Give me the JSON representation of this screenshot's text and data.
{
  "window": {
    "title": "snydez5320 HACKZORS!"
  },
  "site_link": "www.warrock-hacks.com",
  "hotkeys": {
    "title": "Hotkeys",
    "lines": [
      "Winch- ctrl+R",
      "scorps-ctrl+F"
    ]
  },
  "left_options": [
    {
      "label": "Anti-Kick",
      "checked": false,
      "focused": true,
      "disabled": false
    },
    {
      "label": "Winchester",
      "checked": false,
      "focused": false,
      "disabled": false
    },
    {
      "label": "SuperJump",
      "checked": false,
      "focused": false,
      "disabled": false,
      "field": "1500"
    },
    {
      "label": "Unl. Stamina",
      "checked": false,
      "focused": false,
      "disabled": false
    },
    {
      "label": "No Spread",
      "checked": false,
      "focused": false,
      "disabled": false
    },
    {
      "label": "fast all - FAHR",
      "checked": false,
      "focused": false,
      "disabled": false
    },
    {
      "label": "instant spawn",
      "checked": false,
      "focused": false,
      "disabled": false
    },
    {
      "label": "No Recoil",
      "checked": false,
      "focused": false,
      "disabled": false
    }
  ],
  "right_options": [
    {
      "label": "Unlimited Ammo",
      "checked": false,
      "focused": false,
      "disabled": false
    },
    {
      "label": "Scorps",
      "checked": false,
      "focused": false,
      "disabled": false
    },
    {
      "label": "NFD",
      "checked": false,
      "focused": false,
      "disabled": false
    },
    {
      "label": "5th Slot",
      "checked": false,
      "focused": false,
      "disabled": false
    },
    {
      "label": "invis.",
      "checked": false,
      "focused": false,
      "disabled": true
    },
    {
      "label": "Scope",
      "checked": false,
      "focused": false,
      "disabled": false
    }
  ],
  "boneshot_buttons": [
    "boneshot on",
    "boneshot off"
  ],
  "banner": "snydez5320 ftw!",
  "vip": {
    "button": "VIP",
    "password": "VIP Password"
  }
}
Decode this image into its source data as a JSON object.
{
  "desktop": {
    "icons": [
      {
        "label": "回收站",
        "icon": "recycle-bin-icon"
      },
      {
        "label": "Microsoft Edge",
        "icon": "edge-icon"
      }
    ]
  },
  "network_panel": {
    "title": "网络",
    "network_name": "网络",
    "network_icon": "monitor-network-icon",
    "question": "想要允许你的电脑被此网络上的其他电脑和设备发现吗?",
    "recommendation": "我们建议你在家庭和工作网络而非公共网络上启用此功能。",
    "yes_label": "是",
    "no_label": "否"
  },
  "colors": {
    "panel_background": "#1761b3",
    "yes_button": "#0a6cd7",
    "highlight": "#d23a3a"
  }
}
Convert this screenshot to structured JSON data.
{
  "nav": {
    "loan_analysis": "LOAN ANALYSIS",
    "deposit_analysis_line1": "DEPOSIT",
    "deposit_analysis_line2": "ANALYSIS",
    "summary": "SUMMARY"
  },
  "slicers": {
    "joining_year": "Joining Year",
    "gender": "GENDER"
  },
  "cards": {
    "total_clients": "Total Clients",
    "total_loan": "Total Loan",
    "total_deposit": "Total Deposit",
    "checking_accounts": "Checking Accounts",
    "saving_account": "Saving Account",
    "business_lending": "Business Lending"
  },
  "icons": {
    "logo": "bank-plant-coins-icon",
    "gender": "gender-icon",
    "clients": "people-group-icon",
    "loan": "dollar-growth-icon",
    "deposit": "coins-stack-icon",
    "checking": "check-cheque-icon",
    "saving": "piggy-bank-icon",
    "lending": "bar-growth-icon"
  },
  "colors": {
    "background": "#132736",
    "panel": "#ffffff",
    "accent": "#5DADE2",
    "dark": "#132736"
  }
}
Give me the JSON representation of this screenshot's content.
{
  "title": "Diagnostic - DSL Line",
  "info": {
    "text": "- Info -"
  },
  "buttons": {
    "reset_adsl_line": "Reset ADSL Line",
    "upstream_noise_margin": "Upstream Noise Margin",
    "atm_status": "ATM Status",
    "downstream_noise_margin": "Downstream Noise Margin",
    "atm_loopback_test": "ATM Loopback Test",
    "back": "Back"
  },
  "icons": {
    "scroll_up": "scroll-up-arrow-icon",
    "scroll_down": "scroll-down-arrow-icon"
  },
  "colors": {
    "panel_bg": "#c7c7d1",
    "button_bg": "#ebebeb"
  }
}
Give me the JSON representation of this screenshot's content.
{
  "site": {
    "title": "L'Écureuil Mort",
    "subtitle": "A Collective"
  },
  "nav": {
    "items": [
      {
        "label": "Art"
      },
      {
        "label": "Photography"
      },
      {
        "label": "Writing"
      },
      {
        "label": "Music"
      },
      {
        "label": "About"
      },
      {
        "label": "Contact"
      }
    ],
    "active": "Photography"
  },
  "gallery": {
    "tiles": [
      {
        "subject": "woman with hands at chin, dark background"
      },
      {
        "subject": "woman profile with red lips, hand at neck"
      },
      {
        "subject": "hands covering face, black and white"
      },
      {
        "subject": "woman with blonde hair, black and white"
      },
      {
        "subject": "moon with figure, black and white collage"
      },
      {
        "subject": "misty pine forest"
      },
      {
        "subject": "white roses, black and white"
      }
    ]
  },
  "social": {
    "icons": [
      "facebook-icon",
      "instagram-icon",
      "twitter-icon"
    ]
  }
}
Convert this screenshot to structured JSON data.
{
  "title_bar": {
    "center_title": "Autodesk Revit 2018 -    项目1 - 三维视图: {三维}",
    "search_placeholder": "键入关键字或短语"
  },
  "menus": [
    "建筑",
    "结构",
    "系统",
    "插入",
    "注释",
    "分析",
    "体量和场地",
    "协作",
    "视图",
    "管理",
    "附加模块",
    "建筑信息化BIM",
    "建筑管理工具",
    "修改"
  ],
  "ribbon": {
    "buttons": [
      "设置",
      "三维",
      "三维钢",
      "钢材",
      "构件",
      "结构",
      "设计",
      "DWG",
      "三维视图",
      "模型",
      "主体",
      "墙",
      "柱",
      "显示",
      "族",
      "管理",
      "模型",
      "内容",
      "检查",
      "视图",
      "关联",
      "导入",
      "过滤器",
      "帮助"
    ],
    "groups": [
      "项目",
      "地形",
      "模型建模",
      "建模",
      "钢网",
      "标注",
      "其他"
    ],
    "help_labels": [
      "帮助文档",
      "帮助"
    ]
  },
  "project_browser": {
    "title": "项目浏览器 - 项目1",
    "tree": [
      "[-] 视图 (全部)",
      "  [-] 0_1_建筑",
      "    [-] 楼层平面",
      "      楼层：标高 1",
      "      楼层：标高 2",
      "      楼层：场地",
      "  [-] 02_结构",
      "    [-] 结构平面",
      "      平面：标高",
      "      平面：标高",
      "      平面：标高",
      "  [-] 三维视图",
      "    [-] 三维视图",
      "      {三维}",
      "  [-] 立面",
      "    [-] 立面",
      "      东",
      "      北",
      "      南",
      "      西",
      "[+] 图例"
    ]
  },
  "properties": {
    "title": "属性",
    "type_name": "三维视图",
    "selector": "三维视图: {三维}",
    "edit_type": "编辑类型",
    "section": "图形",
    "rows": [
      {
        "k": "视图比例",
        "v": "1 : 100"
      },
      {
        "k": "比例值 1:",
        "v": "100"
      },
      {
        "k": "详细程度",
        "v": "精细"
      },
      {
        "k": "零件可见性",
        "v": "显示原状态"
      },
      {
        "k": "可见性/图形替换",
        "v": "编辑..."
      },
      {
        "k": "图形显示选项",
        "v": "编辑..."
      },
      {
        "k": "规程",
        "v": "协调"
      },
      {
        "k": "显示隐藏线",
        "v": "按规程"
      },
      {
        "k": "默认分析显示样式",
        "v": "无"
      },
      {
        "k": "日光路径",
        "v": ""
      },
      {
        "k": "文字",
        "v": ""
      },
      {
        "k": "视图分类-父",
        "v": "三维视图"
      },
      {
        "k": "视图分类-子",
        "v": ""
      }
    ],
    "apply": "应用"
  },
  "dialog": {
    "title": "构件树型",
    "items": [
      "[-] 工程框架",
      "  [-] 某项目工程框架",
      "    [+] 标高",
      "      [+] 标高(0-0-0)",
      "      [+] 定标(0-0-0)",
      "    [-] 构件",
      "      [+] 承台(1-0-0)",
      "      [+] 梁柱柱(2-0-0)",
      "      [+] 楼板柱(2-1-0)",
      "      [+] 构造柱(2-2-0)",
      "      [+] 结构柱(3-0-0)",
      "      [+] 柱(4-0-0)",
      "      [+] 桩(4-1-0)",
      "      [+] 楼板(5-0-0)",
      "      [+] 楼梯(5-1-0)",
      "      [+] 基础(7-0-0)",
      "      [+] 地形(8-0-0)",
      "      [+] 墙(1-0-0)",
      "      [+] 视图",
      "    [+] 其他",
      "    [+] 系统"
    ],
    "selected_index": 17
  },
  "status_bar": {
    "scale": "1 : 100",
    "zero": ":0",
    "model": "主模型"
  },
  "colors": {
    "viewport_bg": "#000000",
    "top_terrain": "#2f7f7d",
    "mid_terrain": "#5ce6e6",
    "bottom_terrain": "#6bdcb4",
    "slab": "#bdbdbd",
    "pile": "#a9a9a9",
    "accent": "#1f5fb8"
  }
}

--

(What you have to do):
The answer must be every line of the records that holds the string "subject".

(Response to this exercise):
        "subject": "woman with hands at chin, dark background"
        "subject": "woman profile with red lips, hand at neck"
        "subject": "hands covering face, black and white"
        "subject": "woman with blonde hair, black and white"
        "subject": "moon with figure, black and white collage"
        "subject": "misty pine forest"
        "subject": "white roses, black and white"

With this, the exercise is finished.